Nigh-Exponential Developments In Technology
Technology and medicine have always had a bit of a symbiotic relationship—stretching all the way back to the 1800s and before. There was a time when infant mortality was incredibly high because practitioners didn’t wash their hands. Then Ignaz Semmelweis apparently remembered his old Torah lessons regarding proper washing, and voila—1847 saw proof positive that germ theory had substantiation; though it would still take many decades for germ theory to be publicly approved via Louis Pasteur.
The point is, discoveries leading to medical breakthroughs are often accompanied by technology—pasteurization is proof of that; look who it’s named after. This trend has continued well into the 20th century. Magnetic Resonance Imaging, or the MRI, has totally revitalized our understanding of the human body.
Now, cloud computing and IoT make data capture and categorization of patient records much less difficult than it has been. These things have changed the nature of healthcare, allowing for remote examinations that are less costly for both medical institutions and patients.
Win-win situations of this kind make it possible for hospitals to allocate increased resources toward forward expansion. Additionally, as the tech sphere becomes even more ingrained in medicine, some crossover also predicates growth. If you’re either in technology, or if you’re in medicine, now is a prime time to carve out a perpetually sustainable niche.
In terms of medical recruiting, if you go through the right agency, you’re qualified, and you’re persistent, you’re going to have a job; period. For more info pertaining to hospital recruiting positions, you can peruse HospitalRecruiting.com, a site that, under the certain heading (example: “Hospitalist Jobs”) can immediately render some of them and provide you the quick look into the health job market for particular position.
There is a lot of available work. You should be able to find at least twenty postings which are requisite to your needs out of so many results. Additionally, you should keep your eyes open for crossover positions. For example, internal IT staff are becoming an increasingly common feature of medical institutions.
Medical institutions are also regularly outsourcing their tech needs to Managed Service Providers, or MSPs. This is a great way to avoid being undermined for some compliance issue that was accidentally missed. HIPAA will ding medical institutions who don’t properly maintain technological security, and those “dings” can be hundreds of thousands of dollars. MSPs share liability with medical institutions, reducing compliance issues as a natural consequence.
Consulting jobs are also a big thing right now. If you understand cloud computing, Internet of Things applications, new technology, edge computing, Mobile Device Monitoring, or general tech security trends, you may have a fine future advising a medical institution.
Whenever you’ve got an industry that is expanding, there is going to be ample opportunity from a variety of diverse areas. It is expected that by 2026, the healthcare industry will create some 4 million jobs. That’s 500,000 jobs a year. Indeed, the demand for healthcare workers will very likely exceed their availability in short order.
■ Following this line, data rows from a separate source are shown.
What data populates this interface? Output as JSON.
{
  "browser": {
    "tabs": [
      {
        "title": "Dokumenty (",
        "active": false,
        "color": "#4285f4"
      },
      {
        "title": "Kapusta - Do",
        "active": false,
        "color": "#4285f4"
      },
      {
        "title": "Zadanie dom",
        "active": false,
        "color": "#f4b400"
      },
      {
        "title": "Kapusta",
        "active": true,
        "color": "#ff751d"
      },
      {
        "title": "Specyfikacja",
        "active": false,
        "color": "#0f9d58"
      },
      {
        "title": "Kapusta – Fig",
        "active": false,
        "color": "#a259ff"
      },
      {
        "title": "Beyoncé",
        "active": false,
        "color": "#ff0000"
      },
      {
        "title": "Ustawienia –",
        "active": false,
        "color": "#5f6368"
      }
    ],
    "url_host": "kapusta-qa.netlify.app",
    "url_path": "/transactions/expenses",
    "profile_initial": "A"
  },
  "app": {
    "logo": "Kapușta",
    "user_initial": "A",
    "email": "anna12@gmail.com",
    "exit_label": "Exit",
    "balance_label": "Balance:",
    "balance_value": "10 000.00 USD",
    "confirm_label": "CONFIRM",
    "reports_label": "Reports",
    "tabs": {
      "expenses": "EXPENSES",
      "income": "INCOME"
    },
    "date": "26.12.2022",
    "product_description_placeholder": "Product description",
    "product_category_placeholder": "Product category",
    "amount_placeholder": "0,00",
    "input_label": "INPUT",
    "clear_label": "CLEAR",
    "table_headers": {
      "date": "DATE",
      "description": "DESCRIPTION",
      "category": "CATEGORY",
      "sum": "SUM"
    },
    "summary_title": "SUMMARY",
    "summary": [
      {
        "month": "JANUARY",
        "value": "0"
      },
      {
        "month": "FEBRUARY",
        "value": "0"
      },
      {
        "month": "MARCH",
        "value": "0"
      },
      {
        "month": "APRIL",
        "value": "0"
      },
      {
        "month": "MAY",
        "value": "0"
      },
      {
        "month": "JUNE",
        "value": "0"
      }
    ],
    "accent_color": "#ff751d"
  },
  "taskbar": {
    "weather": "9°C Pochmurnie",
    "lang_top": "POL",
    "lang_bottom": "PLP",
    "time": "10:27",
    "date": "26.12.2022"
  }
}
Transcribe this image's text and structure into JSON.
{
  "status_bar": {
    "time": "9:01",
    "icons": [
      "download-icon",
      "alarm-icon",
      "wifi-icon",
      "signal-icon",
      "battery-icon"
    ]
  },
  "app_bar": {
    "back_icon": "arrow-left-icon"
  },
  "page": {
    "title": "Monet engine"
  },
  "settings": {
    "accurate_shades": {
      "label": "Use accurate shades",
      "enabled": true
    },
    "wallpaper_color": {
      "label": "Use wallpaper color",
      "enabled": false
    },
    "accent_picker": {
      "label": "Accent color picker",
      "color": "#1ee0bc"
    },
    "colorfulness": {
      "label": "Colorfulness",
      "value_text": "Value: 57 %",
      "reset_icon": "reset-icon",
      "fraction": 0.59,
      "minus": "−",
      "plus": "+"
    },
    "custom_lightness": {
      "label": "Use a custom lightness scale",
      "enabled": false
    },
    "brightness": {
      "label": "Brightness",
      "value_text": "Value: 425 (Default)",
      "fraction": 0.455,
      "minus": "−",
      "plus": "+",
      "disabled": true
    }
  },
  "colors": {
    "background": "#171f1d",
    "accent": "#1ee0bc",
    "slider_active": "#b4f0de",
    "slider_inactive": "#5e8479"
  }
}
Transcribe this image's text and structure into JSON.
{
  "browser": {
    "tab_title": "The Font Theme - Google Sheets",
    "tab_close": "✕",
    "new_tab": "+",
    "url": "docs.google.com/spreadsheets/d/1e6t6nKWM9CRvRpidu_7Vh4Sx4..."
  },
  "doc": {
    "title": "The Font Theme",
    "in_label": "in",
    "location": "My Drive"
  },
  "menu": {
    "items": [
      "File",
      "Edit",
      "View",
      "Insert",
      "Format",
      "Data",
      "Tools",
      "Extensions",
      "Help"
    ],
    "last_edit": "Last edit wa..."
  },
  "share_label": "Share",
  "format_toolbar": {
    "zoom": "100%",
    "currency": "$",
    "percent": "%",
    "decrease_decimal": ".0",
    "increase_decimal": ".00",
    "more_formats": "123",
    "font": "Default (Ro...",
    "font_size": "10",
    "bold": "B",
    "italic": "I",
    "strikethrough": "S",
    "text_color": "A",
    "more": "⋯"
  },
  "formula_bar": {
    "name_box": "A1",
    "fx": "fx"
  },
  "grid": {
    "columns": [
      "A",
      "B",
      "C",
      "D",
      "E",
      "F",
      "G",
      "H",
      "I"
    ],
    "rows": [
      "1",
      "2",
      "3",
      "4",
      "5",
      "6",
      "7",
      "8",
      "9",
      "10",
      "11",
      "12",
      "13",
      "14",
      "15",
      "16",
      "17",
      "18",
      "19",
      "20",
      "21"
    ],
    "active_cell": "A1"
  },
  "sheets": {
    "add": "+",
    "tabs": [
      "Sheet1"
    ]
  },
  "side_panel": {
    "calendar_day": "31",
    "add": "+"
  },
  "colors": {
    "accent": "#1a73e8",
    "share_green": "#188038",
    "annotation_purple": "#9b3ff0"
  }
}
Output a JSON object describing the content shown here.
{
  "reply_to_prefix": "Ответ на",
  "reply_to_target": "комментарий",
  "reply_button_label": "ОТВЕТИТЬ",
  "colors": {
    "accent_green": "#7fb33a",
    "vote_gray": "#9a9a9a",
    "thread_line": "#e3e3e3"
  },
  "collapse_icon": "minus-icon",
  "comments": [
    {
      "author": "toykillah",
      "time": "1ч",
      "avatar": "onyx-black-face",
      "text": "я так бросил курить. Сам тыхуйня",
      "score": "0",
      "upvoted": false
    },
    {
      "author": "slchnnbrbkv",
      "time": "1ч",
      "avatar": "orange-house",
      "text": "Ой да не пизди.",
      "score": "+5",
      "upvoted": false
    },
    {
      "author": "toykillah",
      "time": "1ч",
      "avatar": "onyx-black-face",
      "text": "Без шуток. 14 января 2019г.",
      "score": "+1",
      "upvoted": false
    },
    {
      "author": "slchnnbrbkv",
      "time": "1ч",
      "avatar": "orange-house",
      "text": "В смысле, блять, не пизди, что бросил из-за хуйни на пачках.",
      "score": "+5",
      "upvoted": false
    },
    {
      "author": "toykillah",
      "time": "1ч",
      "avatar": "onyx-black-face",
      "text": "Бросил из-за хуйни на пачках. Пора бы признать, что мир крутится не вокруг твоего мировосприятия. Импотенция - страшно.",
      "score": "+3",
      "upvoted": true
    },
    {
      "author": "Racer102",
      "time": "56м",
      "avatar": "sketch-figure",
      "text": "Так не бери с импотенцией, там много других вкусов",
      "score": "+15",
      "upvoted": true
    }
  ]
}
You don’t have to be some physician to cash in on that, and you don’t have to be some technological wizard. Security personnel are necessary for expanding medical institutions, as are custodial staff, drivers who “pilot” ambulances, EMTs, secretaries, RNAs, and the list goes on.
When the healthcare industry expands, so do healthcare insurance organizations. Some of those 500,000 jobs will be insurance agents who help their clients attain healthcare solutions. The point is, exploiting that 500,000+ job pool need not require a six-to-eight-year medical degree.
Consider also that 500,000 jobs is really quite a lot. There are about 330 million people who reside full-time in the United States, when you estimate to include those who didn’t legitimately migrate. Now 74.2 million of those people, according to the 2010 census, are under 18. About 46 million are over 65. That means you can subtract 120 million from the hire pool immediately, leaving 210 million. Contemporarily, 1 in 8 Americans is already employed by the healthcare industry, or about 41,250,000, leaving 168,750,000. Another 25+ million are employed elsewhere, and according to CNBC, 95 million Americans aren’t in the labor force—though that cuts across all age ranges.
When the dust settles, it turns out that a growth rate of 500,000 jobs a year is downright substantial. Additionally, many practitioners are themselves reaching retirement age. That contributes to this increasing demand as well. So, at the end of the day, if you’re looking for ideas on what kind of work will sustain you in a lucrative way for many decades, the medical industry makes good sense.
Not only is it closely involved with technology, which is itself an industry employing millions and in expansion, but current estimates point to this industry continuing expansion, and there are jobs in the thousands available for everyone from physicians to nurses—it just depends on your specialty.